> [Task requirements] Repeat the entries word for word. Leave nothing out.

Interface dataset entries

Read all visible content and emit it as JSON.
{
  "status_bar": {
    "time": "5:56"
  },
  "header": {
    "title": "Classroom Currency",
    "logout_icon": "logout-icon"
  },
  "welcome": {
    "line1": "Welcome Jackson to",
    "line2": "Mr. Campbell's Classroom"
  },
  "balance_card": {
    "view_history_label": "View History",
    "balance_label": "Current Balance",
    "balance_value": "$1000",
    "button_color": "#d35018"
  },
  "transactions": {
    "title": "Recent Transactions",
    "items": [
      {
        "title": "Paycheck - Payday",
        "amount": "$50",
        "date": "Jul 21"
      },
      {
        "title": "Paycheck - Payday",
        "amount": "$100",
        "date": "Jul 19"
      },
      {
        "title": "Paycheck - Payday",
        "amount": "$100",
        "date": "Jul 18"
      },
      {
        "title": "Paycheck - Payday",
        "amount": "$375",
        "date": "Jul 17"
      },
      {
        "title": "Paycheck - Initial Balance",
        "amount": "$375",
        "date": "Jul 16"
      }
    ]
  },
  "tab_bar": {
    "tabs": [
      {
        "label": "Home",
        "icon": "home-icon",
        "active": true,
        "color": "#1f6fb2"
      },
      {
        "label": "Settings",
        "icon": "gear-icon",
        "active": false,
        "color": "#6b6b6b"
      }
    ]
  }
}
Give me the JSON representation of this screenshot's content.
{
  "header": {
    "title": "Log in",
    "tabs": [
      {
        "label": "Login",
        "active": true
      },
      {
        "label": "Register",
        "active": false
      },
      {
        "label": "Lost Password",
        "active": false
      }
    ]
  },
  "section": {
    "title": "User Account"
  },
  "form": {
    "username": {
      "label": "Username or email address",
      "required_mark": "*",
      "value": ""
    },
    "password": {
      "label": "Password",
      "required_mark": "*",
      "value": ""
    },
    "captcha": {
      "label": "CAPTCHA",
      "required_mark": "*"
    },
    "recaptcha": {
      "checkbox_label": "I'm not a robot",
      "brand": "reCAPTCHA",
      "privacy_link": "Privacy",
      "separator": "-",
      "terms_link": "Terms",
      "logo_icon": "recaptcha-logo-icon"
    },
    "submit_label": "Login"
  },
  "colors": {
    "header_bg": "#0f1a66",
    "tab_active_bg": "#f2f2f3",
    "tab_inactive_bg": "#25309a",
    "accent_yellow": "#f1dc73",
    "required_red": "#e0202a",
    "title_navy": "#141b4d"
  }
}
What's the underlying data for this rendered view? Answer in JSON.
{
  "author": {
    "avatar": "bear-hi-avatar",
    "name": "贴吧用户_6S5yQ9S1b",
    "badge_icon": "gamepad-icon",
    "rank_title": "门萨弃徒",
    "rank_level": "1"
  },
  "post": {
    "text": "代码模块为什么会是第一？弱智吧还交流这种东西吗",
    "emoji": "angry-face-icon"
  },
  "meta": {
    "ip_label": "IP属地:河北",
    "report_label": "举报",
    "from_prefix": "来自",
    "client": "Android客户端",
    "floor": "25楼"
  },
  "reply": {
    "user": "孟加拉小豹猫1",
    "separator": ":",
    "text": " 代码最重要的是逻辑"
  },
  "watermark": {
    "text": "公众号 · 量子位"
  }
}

> [Task answer]
Read all visible content and emit it as JSON.
{
  "status_bar": {
    "time": "5:56"
  },
  "header": {
    "title": "Classroom Currency",
    "logout_icon": "logout-icon"
  },
  "welcome": {
    "line1": "Welcome Jackson to",
    "line2": "Mr. Campbell's Classroom"
  },
  "balance_card": {
    "view_history_label": "View History",
    "balance_label": "Current Balance",
    "balance_value": "$1000",
    "button_color": "#d35018"
  },
  "transactions": {
    "title": "Recent Transactions",
    "items": [
      {
        "title": "Paycheck - Payday",
        "amount": "$50",
        "date": "Jul 21"
      },
      {
        "title": "Paycheck - Payday",
        "amount": "$100",
        "date": "Jul 19"
      },
      {
        "title": "Paycheck - Payday",
        "amount": "$100",
        "date": "Jul 18"
      },
      {
        "title": "Paycheck - Payday",
        "amount": "$375",
        "date": "Jul 17"
      },
      {
        "title": "Paycheck - Initial Balance",
        "amount": "$375",
        "date": "Jul 16"
      }
    ]
  },
  "tab_bar": {
    "tabs": [
      {
        "label": "Home",
        "icon": "home-icon",
        "active": true,
        "color": "#1f6fb2"
      },
      {
        "label": "Settings",
        "icon": "gear-icon",
        "active": false,
        "color": "#6b6b6b"
      }
    ]
  }
}
Give me the JSON representation of this screenshot's content.
{
  "header": {
    "title": "Log in",
    "tabs": [
      {
        "label": "Login",
        "active": true
      },
      {
        "label": "Register",
        "active": false
      },
      {
        "label": "Lost Password",
        "active": false
      }
    ]
  },
  "section": {
    "title": "User Account"
  },
  "form": {
    "username": {
      "label": "Username or email address",
      "required_mark": "*",
      "value": ""
    },
    "password": {
      "label": "Password",
      "required_mark": "*",
      "value": ""
    },
    "captcha": {
      "label": "CAPTCHA",
      "required_mark": "*"
    },
    "recaptcha": {
      "checkbox_label": "I'm not a robot",
      "brand": "reCAPTCHA",
      "privacy_link": "Privacy",
      "separator": "-",
      "terms_link": "Terms",
      "logo_icon": "recaptcha-logo-icon"
    },
    "submit_label": "Login"
  },
  "colors": {
    "header_bg": "#0f1a66",
    "tab_active_bg": "#f2f2f3",
    "tab_inactive_bg": "#25309a",
    "accent_yellow": "#f1dc73",
    "required_red": "#e0202a",
    "title_navy": "#141b4d"
  }
}
What's the underlying data for this rendered view? Answer in JSON.
{
  "author": {
    "avatar": "bear-hi-avatar",
    "name": "贴吧用户_6S5yQ9S1b",
    "badge_icon": "gamepad-icon",
    "rank_title": "门萨弃徒",
    "rank_level": "1"
  },
  "post": {
    "text": "代码模块为什么会是第一？弱智吧还交流这种东西吗",
    "emoji": "angry-face-icon"
  },
  "meta": {
    "ip_label": "IP属地:河北",
    "report_label": "举报",
    "from_prefix": "来自",
    "client": "Android客户端",
    "floor": "25楼"
  },
  "reply": {
    "user": "孟加拉小豹猫1",
    "separator": ":",
    "text": " 代码最重要的是逻辑"
  },
  "watermark": {
    "text": "公众号 · 量子位"
  }
}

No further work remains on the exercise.